This way means entering through a door. But where is the door? Who is the door? Jesus himself is that door. He says so in the Gospel of John: “I am the door” (10:9). He leads us to communion with the Father, where we find love, understanding and protection. But why is this door narrow, one might ask? Why does he say it is narrow? It is a narrow door not because it is oppressive, but because it demands that we restrain and limit our pride and our fear, in order to open ourselves to Him with humble and trusting hearts, acknowledging that we are sinners and in need of his forgiveness. This is why it is narrow, to limit our pride, which swells us. The door of God’s mercy is narrow but is always open to everyone! God does not have preferences, but always welcomes everyone, without distinction. A narrow door to restrain our pride and our fear; a door open wide because God welcomes us without distinction. And the salvation that He gives us is an unending flow of mercy that overcomes every barrier and opens surprising perspectives of light and peace. The door is narrow but always open wide: do not forget this.
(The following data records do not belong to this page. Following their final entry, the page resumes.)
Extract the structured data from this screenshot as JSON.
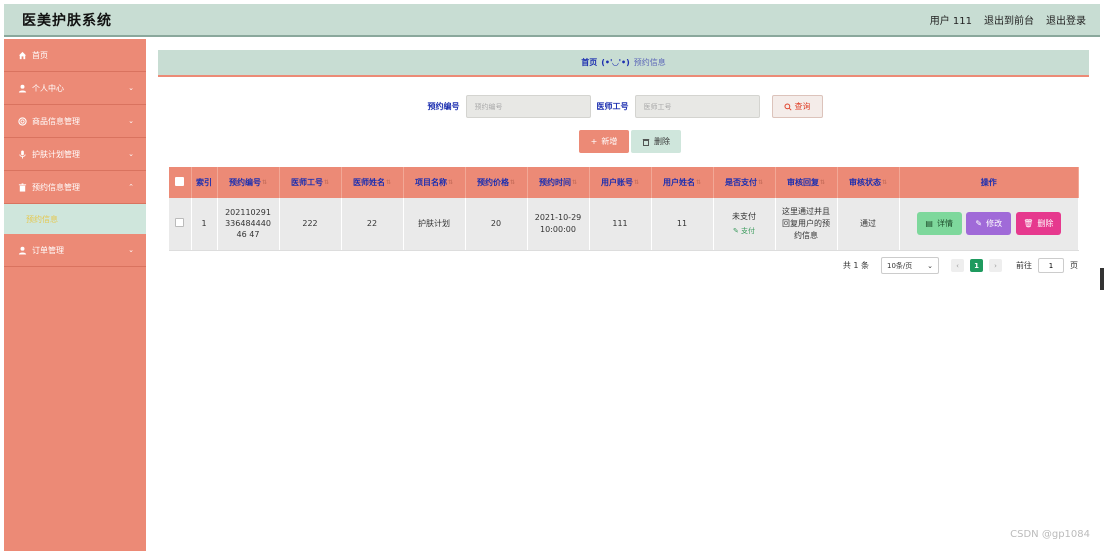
{
  "header": {
    "app_title": "医美护肤系统",
    "user_text": "用户 111",
    "back_to_front": "退出到前台",
    "logout": "退出登录"
  },
  "sidebar": {
    "items": [
      {
        "label": "首页",
        "icon": "home-icon"
      },
      {
        "label": "个人中心",
        "icon": "user-icon"
      },
      {
        "label": "商品信息管理",
        "icon": "lifebuoy-icon"
      },
      {
        "label": "护肤计划管理",
        "icon": "mic-icon"
      },
      {
        "label": "预约信息管理",
        "icon": "trash-icon"
      },
      {
        "label": "订单管理",
        "icon": "user-icon"
      }
    ],
    "subitem": "预约信息"
  },
  "breadcrumb": {
    "home": "首页",
    "separator": "(•'◡'•)",
    "current": "预约信息"
  },
  "search": {
    "label1": "预约编号",
    "placeholder1": "预约编号",
    "label2": "医师工号",
    "placeholder2": "医师工号",
    "query_button": "查询"
  },
  "actions": {
    "add": "新增",
    "delete": "删除"
  },
  "table": {
    "headers": [
      "索引",
      "预约编号",
      "医师工号",
      "医师姓名",
      "项目名称",
      "预约价格",
      "预约时间",
      "用户账号",
      "用户姓名",
      "是否支付",
      "审核回复",
      "审核状态",
      "操作"
    ],
    "rows": [
      {
        "index": "1",
        "booking_no": "20211029133648444046 47",
        "doctor_id": "222",
        "doctor_name": "22",
        "project": "护肤计划",
        "price": "20",
        "time": "2021-10-29 10:00:00",
        "user_account": "111",
        "user_name": "11",
        "paid": "未支付",
        "pay_link": "支付",
        "reply": "这里通过并且回复用户的预约信息",
        "status": "通过",
        "btn_detail": "详情",
        "btn_edit": "修改",
        "btn_remove": "删除"
      }
    ]
  },
  "pagination": {
    "total": "共 1 条",
    "page_size": "10条/页",
    "current_page": "1",
    "goto_label": "前往",
    "goto_value": "1",
    "page_unit": "页"
  },
  "watermark": "CSDN @gp1084"
}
Once more, Jesus extends a pressing invitation to us today to go to Him, to pass through the door of a full, reconciled and happy life. He awaits each one of us, no matter what sins we have committed, to embrace us, to offer us his forgiveness. He alone can transform our hearts, He alone can give full meaning to our existence, giving us true joy. By entering Jesus’ door, the door of faith and of the Gospel, we can leave behind worldly attitudes, bad habits, selfishness and narrow-mindedness. When we encounter the love and mercy of God, there is authentic change. Our lives are enlightened by the light of the Holy Spirit: an inextinguishable light!

I would like to propose something to you. Let us think now for a moment, in silence, of the things that we have inside us which prevent us from entering the door: my pride, my arrogance, my sins. Then, let us think of the other door, the one opened wide by the mercy of God who awaits us on the other side to grant us forgiveness.
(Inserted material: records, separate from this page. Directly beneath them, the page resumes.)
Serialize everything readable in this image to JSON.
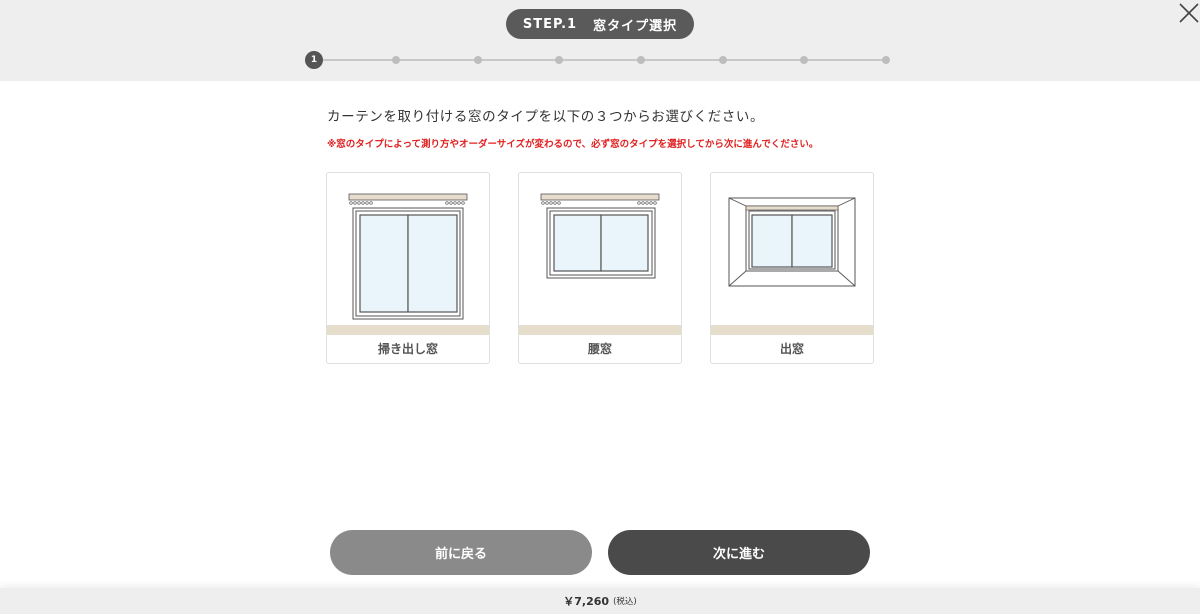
{
  "header": {
    "step_label": "STEP.1",
    "step_title": "窓タイプ選択",
    "close_icon": "close-icon"
  },
  "progress": {
    "current_step": "1",
    "total_steps": 8
  },
  "main": {
    "instruction": "カーテンを取り付ける窓のタイプを以下の３つからお選びください。",
    "warning": "※窓のタイプによって測り方やオーダーサイズが変わるので、必ず窓のタイプを選択してから次に進んでください。"
  },
  "window_types": [
    {
      "label": "掃き出し窓",
      "icon": "sliding-door-window-icon"
    },
    {
      "label": "腰窓",
      "icon": "waist-window-icon"
    },
    {
      "label": "出窓",
      "icon": "bay-window-icon"
    }
  ],
  "buttons": {
    "back_label": "前に戻る",
    "next_label": "次に進む"
  },
  "footer": {
    "price": "￥7,260",
    "tax_note": "(税込)"
  },
  "colors": {
    "pill": "#5a5a5a",
    "warning": "#e02020",
    "back_button": "#8a8a8a",
    "next_button": "#4a4a4a",
    "floor": "#e6ddcc",
    "glass": "#eaf5fb"
  }
}
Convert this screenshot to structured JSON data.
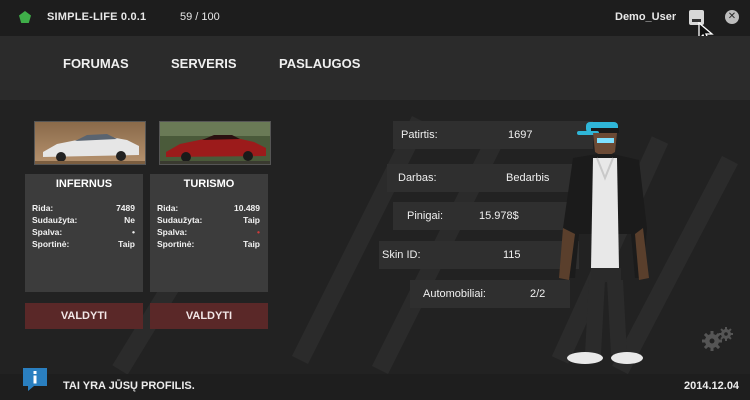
{
  "app": {
    "title": "SIMPLE-LIFE 0.0.1",
    "online": "59 / 100",
    "user": "Demo_User"
  },
  "nav": {
    "items": [
      "FORUMAS",
      "SERVERIS",
      "PASLAUGOS"
    ]
  },
  "cars": [
    {
      "name": "INFERNUS",
      "color": "#e6e6e6",
      "rows": [
        {
          "label": "Rida:",
          "value": "7489"
        },
        {
          "label": "Sudaužyta:",
          "value": "Ne"
        },
        {
          "label": "Spalva:",
          "value": "•"
        },
        {
          "label": "Sportinė:",
          "value": "Taip"
        }
      ],
      "button": "VALDYTI"
    },
    {
      "name": "TURISMO",
      "color": "#9c1b1b",
      "rows": [
        {
          "label": "Rida:",
          "value": "10.489"
        },
        {
          "label": "Sudaužyta:",
          "value": "Taip"
        },
        {
          "label": "Spalva:",
          "value": "•"
        },
        {
          "label": "Sportinė:",
          "value": "Taip"
        }
      ],
      "button": "VALDYTI"
    }
  ],
  "stats": {
    "patirtis": {
      "label": "Patirtis:",
      "value": "1697"
    },
    "darbas": {
      "label": "Darbas:",
      "value": "Bedarbis"
    },
    "pinigai": {
      "label": "Pinigai:",
      "value": "15.978$"
    },
    "skin": {
      "label": "Skin ID:",
      "value": "115"
    },
    "auto": {
      "label": "Automobiliai:",
      "value": "2/2"
    }
  },
  "footer": {
    "message": "TAI YRA JŪSŲ PROFILIS.",
    "date": "2014.12.04"
  },
  "colors": {
    "accent_green": "#3fae49",
    "manage_button": "#5a2828",
    "info_blue": "#2a7fc0",
    "skin_cap": "#2fb6d8"
  },
  "icons": [
    "app-icon",
    "minimize-icon",
    "close-icon",
    "cursor-icon",
    "settings-gears-icon",
    "info-icon"
  ]
}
The Lord offers us many opportunities to be saved and to enter through the door of salvation. This door is an occasion that can never be wasted: we don’t have to give long, erudite speeches about salvation, like the man who approached Jesus in the Gospel. Rather, we have to accept the opportunity for salvation. Because at a certain moment, the master of the house will rise and shut the door (see Lk 13:25), as the Gospel reminded us. But if God is good and loves us, why would he close the door at a certain point? Because our life is not a video game nor a television soap opera. Our life is serious and our goal is important: eternal salvation.
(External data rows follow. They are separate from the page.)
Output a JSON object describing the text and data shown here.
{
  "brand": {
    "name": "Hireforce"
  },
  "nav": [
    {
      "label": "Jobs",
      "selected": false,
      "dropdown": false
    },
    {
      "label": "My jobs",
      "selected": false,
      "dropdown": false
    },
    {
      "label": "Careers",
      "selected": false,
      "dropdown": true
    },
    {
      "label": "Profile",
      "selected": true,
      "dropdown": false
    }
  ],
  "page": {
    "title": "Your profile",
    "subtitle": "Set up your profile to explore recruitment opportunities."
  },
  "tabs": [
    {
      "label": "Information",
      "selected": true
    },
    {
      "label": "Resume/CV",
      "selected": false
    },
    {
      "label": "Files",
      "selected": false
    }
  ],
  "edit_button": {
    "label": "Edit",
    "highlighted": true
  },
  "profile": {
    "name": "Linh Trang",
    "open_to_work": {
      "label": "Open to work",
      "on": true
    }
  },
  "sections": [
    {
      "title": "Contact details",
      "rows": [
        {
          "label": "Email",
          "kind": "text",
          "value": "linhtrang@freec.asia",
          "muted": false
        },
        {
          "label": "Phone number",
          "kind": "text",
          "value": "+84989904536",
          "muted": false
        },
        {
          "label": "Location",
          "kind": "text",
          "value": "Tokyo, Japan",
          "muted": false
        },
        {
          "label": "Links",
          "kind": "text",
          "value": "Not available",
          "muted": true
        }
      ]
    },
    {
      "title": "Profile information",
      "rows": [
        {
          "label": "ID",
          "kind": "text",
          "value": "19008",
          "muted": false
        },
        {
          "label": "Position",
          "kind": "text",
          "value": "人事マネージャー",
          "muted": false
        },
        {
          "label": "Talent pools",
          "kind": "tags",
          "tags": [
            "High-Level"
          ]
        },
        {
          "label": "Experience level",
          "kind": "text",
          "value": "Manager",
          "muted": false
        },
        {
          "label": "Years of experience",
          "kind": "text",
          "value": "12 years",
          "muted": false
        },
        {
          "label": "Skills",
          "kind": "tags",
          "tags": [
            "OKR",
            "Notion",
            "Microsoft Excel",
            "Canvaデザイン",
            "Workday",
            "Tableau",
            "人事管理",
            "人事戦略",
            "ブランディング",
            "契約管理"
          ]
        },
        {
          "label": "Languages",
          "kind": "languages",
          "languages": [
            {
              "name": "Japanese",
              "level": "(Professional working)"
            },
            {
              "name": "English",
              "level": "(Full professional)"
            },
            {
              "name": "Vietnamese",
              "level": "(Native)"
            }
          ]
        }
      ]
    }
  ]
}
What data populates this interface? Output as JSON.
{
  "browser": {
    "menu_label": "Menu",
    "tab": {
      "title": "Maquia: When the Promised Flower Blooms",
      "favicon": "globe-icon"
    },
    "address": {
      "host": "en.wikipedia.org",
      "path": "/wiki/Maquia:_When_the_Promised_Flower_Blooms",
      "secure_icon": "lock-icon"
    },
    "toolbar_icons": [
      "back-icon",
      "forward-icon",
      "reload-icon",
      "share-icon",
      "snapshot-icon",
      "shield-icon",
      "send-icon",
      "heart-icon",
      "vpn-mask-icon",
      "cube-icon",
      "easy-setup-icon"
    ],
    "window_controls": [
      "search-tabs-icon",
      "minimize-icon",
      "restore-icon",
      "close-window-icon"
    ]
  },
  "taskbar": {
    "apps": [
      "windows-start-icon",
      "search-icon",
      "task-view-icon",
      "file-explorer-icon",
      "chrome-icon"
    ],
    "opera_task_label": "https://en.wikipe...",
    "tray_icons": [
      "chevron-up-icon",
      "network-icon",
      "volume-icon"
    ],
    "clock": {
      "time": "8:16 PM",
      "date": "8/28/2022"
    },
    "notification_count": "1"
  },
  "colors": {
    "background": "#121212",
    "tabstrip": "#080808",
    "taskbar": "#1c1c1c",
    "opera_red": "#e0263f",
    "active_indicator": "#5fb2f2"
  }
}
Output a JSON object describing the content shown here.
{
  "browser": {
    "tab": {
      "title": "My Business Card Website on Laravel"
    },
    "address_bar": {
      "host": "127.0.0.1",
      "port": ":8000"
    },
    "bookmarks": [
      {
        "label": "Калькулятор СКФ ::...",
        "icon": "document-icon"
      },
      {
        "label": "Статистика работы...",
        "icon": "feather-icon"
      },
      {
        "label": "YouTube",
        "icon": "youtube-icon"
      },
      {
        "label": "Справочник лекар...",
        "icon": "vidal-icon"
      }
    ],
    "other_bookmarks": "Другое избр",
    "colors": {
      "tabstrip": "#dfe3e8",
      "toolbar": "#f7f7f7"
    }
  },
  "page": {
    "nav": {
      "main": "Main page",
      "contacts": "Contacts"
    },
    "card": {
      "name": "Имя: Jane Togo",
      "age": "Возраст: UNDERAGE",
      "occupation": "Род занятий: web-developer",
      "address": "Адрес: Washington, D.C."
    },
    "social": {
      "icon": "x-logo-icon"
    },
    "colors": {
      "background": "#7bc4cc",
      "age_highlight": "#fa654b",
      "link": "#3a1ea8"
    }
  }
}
Let us ask the Virgin Mary, the Gate of Heaven, to help us seize the opportunities the Lord gives us in order to cross the threshold of faith and thus to enter a broad path: it is the path of salvation that can embrace all those who allow themselves to be enraptured by love. It is love that saves, the love that already on this earth is a source of happiness for all those who, in meekness, patience and justice, forget about themselves and give themselves to others, especially to those who are most weak.

© Copyright - Libreria Editrice Vaticana


* * * * *

For reflections on the 21st Sunday of Ordinary Time
 by Pope Benedict XVI,
please scroll down to the bottom of this page.


* * * * *